Quick Roundup 309

Thursday, March 06, 2008

High on Mount Sinai

A news report linked by Matt Drudge a day or so ago discusses the claims of one scientist that Moses was under the influence of a psychedelic substance shortly before he reported hearing God tick off the Ten Commandments.

Moses was probably also on drugs when he saw the "burning bush," suggested Shanon, who said he himself has dabbled with such substances.

"The Bible says people see sounds, and that is a classic phenomenon," he said citing the example of religious ceremonies in the Amazon in which drugs are used that induce people to "see music."

He mentioned his own experience when he used ayahuasca, a powerful psychotropic plant, during a religious ceremony in Brazil's Amazon forest in 1991. "I experienced visions that had spiritual-religious connotations," Shanon said.

He said the psychedelic effects of ayahuasca were comparable to those produced by concoctions based on bark of the acacia tree, that is frequently mentioned in the Bible. [bold added, minor edits]
The technical term for Shanon's "classic phenomenon" is synesthesia.

This is quite interesting, but this scientific finding has no bearing one way or the other on the philosophical question of whether there is (or can be) such a thing as God, for the same reasons I once briefly discussed regarding a report that the tomb of Jesus had been found.

But just wait for some clueless "new atheist" to play into the hands of the Christians by trying to misuse this hypothesis in just such a way -- even though there is no need to argue against arbitrary claims.

More than Just Cliches

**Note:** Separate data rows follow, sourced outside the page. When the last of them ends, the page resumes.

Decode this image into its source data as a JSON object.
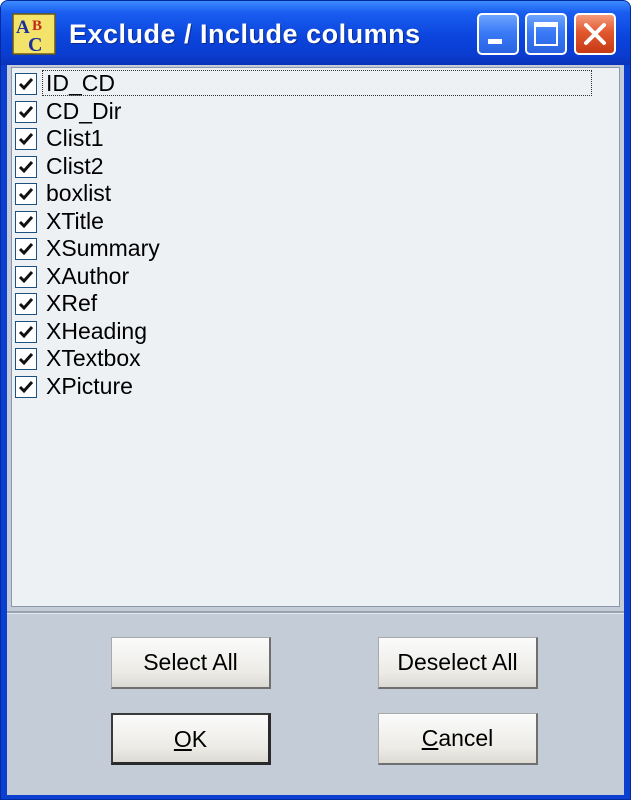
{
  "window": {
    "title": "Exclude / Include columns",
    "icon": "app-icon-abc"
  },
  "title_buttons": {
    "minimize_icon": "minimize-icon",
    "maximize_icon": "maximize-icon",
    "close_icon": "close-icon"
  },
  "columns": {
    "focused_index": 0,
    "items": [
      {
        "label": "ID_CD",
        "checked": true
      },
      {
        "label": "CD_Dir",
        "checked": true
      },
      {
        "label": "Clist1",
        "checked": true
      },
      {
        "label": "Clist2",
        "checked": true
      },
      {
        "label": "boxlist",
        "checked": true
      },
      {
        "label": "XTitle",
        "checked": true
      },
      {
        "label": "XSummary",
        "checked": true
      },
      {
        "label": "XAuthor",
        "checked": true
      },
      {
        "label": "XRef",
        "checked": true
      },
      {
        "label": "XHeading",
        "checked": true
      },
      {
        "label": "XTextbox",
        "checked": true
      },
      {
        "label": "XPicture",
        "checked": true
      }
    ]
  },
  "buttons": {
    "select_all": "Select All",
    "deselect_all": "Deselect All",
    "ok_mnemonic": "O",
    "ok_rest": "K",
    "cancel_mnemonic": "C",
    "cancel_rest": "ancel"
  },
  "colors": {
    "title_bar": "#0a3fd0",
    "dialog_face": "#c4ccd8",
    "list_background": "#eef1f4",
    "close_button": "#e1582e"
  }
}
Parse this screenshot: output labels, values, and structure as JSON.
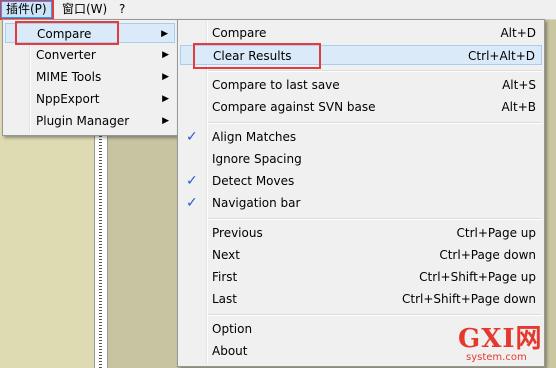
{
  "menubar": {
    "items": [
      {
        "label": "插件(P)"
      },
      {
        "label": "窗口(W)"
      },
      {
        "label": "?"
      }
    ]
  },
  "plugin_menu": {
    "items": [
      {
        "label": "Compare",
        "submenu": true
      },
      {
        "label": "Converter",
        "submenu": true
      },
      {
        "label": "MIME Tools",
        "submenu": true
      },
      {
        "label": "NppExport",
        "submenu": true
      },
      {
        "label": "Plugin Manager",
        "submenu": true
      }
    ]
  },
  "compare_menu": {
    "items": [
      {
        "label": "Compare",
        "shortcut": "Alt+D",
        "checked": false
      },
      {
        "label": "Clear Results",
        "shortcut": "Ctrl+Alt+D",
        "checked": false
      },
      {
        "label": "Compare to last save",
        "shortcut": "Alt+S",
        "checked": false
      },
      {
        "label": "Compare against SVN base",
        "shortcut": "Alt+B",
        "checked": false
      },
      {
        "label": "Align Matches",
        "shortcut": "",
        "checked": true
      },
      {
        "label": "Ignore Spacing",
        "shortcut": "",
        "checked": false
      },
      {
        "label": "Detect Moves",
        "shortcut": "",
        "checked": true
      },
      {
        "label": "Navigation bar",
        "shortcut": "",
        "checked": true
      },
      {
        "label": "Previous",
        "shortcut": "Ctrl+Page up",
        "checked": false
      },
      {
        "label": "Next",
        "shortcut": "Ctrl+Page down",
        "checked": false
      },
      {
        "label": "First",
        "shortcut": "Ctrl+Shift+Page up",
        "checked": false
      },
      {
        "label": "Last",
        "shortcut": "Ctrl+Shift+Page down",
        "checked": false
      },
      {
        "label": "Option",
        "shortcut": "",
        "checked": false
      },
      {
        "label": "About",
        "shortcut": "",
        "checked": false
      }
    ]
  },
  "icons": {
    "submenu_arrow": "triangle-right-icon",
    "check": "checkmark-icon"
  },
  "colors": {
    "highlight_box": "#e53b3b",
    "check": "#2a59c8",
    "watermark": "#e5392f"
  },
  "watermark": {
    "main": "GXI网",
    "sub": "system.com"
  }
}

Christopher Hitchens comes closer than any other mainstream commentator I know of to have gotten to the heart of the Obama plagiarism kerfuffle.
It is cliche, not plagiarism, that is the problem with our stilted, room-temperature political discourse. It used to be that thinking people would say, with at least a shred of pride, that their own convictions would not shrink to fit on a label or on a bumper sticker. But now it seems that the more vapid and vacuous the logo, the more charm (or should that be "charisma"?) it exerts. Take "Yes We Can," for example. It's the sort of thing parents might chant encouragingly to a child slow on the potty-training uptake. As for "We Are the People We Have Been Waiting For" (in which case, one can only suppose that now that we have arrived, we can all go home), I didn't think much of it when Rep. Dennis Kucinich used it at an anti-war rally in 2004 ("We Are the People We Are Waiting For" being his version) or when Thomas Friedman came across it at an MIT student event last December. He wrote, by the way, that just hearing it gave him -- well, you guess what it gave him. Hope? That's exactly right. [bold added]
True, but only up to a point. The real problem is what underlies all these cliches: The recycling of stale old ideas which most people would reject out of hand if they were stated openly.

C. Bradley Thompson on Atlas Shrugged

C. Bradley Thompson, who uses Ayn Rand's Atlas Shrugged in the college classroom, writes about his experiences and in the process explains something I ran into more than once when I was in college:
The reason that some conservatives fear Ayn Rand is that, ultimately, they can't defend America philosophically. Conservatives don’t like the fact that Rand defends reason, objectivity, and certainty--and they won't; they don't like the fact that she defends rational self-interest, moral absolutism, and rationally grounded virtues--and they won't; they don't like the fact that she defends individual rights and capitalism--and they won't. Because they won't defend these philosophical principles, they can't defend America. That is conservatism's dirty little secret. [bold added]
I went to a small, conservative college, and had a professor take the trouble to mail me clippings of stories -- some bilge from one of the Brandens and something, I think, from National Review -- that attacked Rand personally, but failed to answer any of her arguments. He had promised to send something that would "prove" Ayn Rand wrong. He obviously failed.

Read the whole thing.

-- CAV


Anonymous said...

C.B. Thompson names EXACTLY the reason why I consider conservatism to be essentially anti-American. The Enlightenment values that this country depends upon, having already been evicted from liberalism after the Left took it over, will eventually be evicted from conservatism for the exact same reasons -- they don't belong there, and cannot stay there without either the final obliteration of the Enlightenment and all its ideas -- or the mutation of conservatism into *actual* liberalism.

Jim May (suddenly I can't use Name/URL for some reason).

Gus Van Horn said...

Conservatives ultimately see the "handmaiden to theology" as a useful, and dispensible, idiot.